Republicans spoke after the 2012 election of recognizing their large gap with some Democratic-leaning demographic groups (DLDGs) and their poor long-term electoral prospects as a consequence. Republican outreach efforts, for all that Democrats have found such efforts laughable, have … justified the laughter*.
OK, I’m a strange one to engage in a bit of snark considering I wrote that whole series on the need for Democrats to win more white voters. I still think that’s the case, but part of the case has not materialized, specifically the part about Republicans cutting into that gap with DLDGs. The assumption was actually a refusal to assume, namely refusing to assume Republicans would have no success. There was a chance they would make a serious effort, wouldn’t bumble it all, wouldn’t undermine themselves at every turn, and might enjoy some success. Not a lot of success, not like flipping young voters or women voters, but they didn’t need to. Cutting off a few percent would be enough to flip election results, and couldn’t count on them not doing it. Except it looks like they haven’t trimmed a few percent and have bumbled it all, judging by this Quinnipiac poll on the 2016 presidential election in Florida.
Readers who follow politics regularly can probably fill in the caveats, but just so nobody gets left behind, that poll is just about Florida. It’s about only the presidential election. The 2016 election is a long way off. The pollster asked about a bunch of Republican candidates but only about Hillary Clinton in the head-to-head matchups, so she could muck up the whole thing by not running.
However, Florida is the third biggest state and a swing state, the biggest contested prize in the electoral college (unless Democrats make Texas competitive sooner than reasonably expected), so we do care. Candidates have to care about the poll results because they have to decide in about a year whether to run, and what’s most important to our main point, the demographic fundamentals still matter. They’re the interesting part, in terms of what changed since last election, or, as readers might have inferred from the first couple paragraphs, haven’t changed.
In the breakdowns of the head-to-head matchups, my eye was caught by the age breakdown. Regardless of the matchup, voters 18-29 supported Clinton by 60-something to 20-something. Results varied, but within that narrow range. Of course, narrowing the deficit by a few points could matter, but the difference between one Republican and another was close enough to maybe be just noise. Compare that to the national youth vote, where Obama won 60-36 in 2012, and 66-31 in 2008. So Clinton’s lead, regardless of opponent, is right around Obama’s 2008 win and better than 2012. Voters 30-49 and 50-64 leaned to Clinton, and only voters over 65 leaned Republican. If you’re thinking you already looked at the results in 2012 so you already knew this, well, now you know it hasn’t changed.

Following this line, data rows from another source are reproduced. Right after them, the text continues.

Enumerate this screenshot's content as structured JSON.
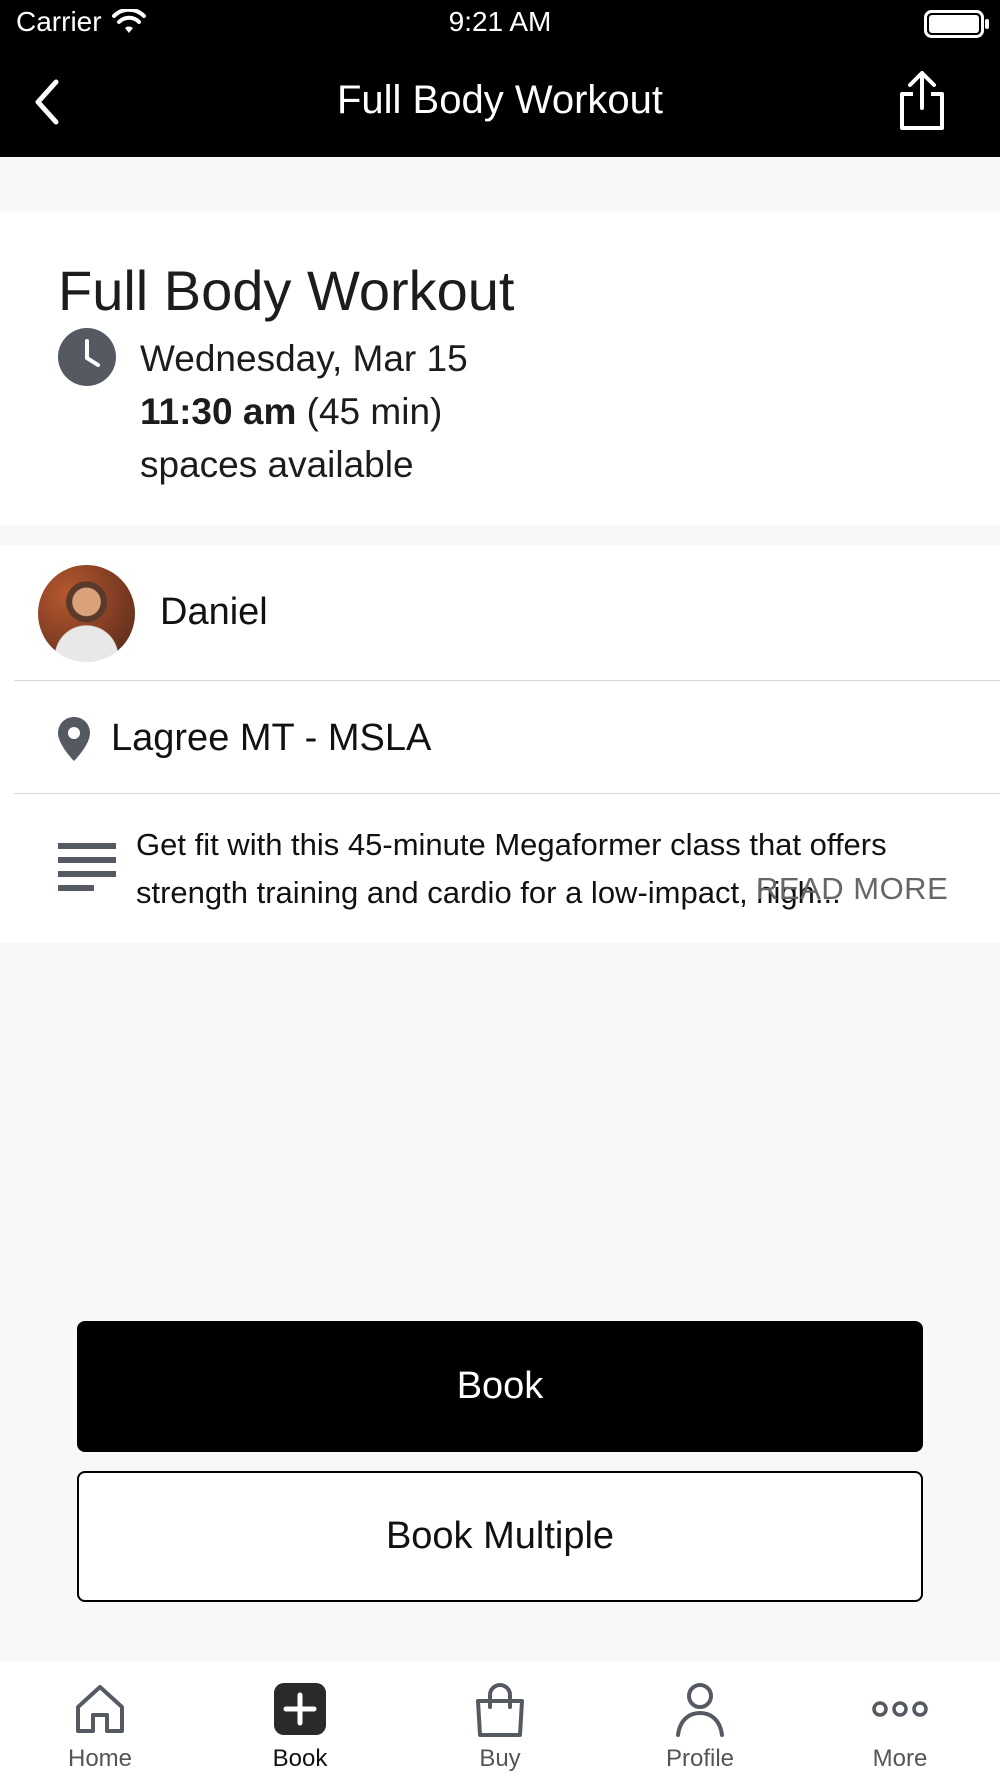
{
  "status_bar": {
    "carrier": "Carrier",
    "time": "9:21 AM"
  },
  "nav": {
    "title": "Full Body Workout"
  },
  "class": {
    "title": "Full Body Workout",
    "date": "Wednesday, Mar 15",
    "time": "11:30 am",
    "duration": "(45 min)",
    "availability": "spaces available"
  },
  "instructor": {
    "name": "Daniel"
  },
  "location": {
    "name": "Lagree MT - MSLA"
  },
  "description": {
    "text": "Get fit with this 45-minute Megaformer class that offers strength training and cardio for a low-impact, high...",
    "read_more": "READ MORE"
  },
  "buttons": {
    "book": "Book",
    "book_multiple": "Book Multiple"
  },
  "tabs": [
    {
      "label": "Home",
      "icon": "home-icon"
    },
    {
      "label": "Book",
      "icon": "plus-square-icon"
    },
    {
      "label": "Buy",
      "icon": "shopping-bag-icon"
    },
    {
      "label": "Profile",
      "icon": "person-icon"
    },
    {
      "label": "More",
      "icon": "ellipsis-icon"
    }
  ],
  "colors": {
    "header": "#000000",
    "primary_button": "#000000",
    "background": "#f7f8fa",
    "icon_gray": "#555555"
  }
}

I won’t say there was nothing interesting in the candidate matchups. Floridians gave Clinton a two-point lead over their former governor Jeb Bush, and she did even better against Marco Rubio, so the good news there is picking a Floridian candidate merely makes the Republicans competitive. The biggest lead, 16 points, was over Ted Cruz.
The most interesting bit for Democrats might be the question on the Democratic primary. Clinton has 70%, and nobody else had enough to matter. I don’t recall where similar polls had her at this stage of the 2008 cycle, assuming there even were any such polls. I’m incredulous at the idea she was this dominant. If she runs, the nomination is probably decided. If she doesn’t, there’s no frontrunner.
*For some extra fun, Republicans are opening an office for outreach to African-Americans in Detroit, probably a good idea, but the keynote address for the opening is being delivered by Rand Paul, who vowed federal help for Detroit would come over his dead body. The clueless express rolls on.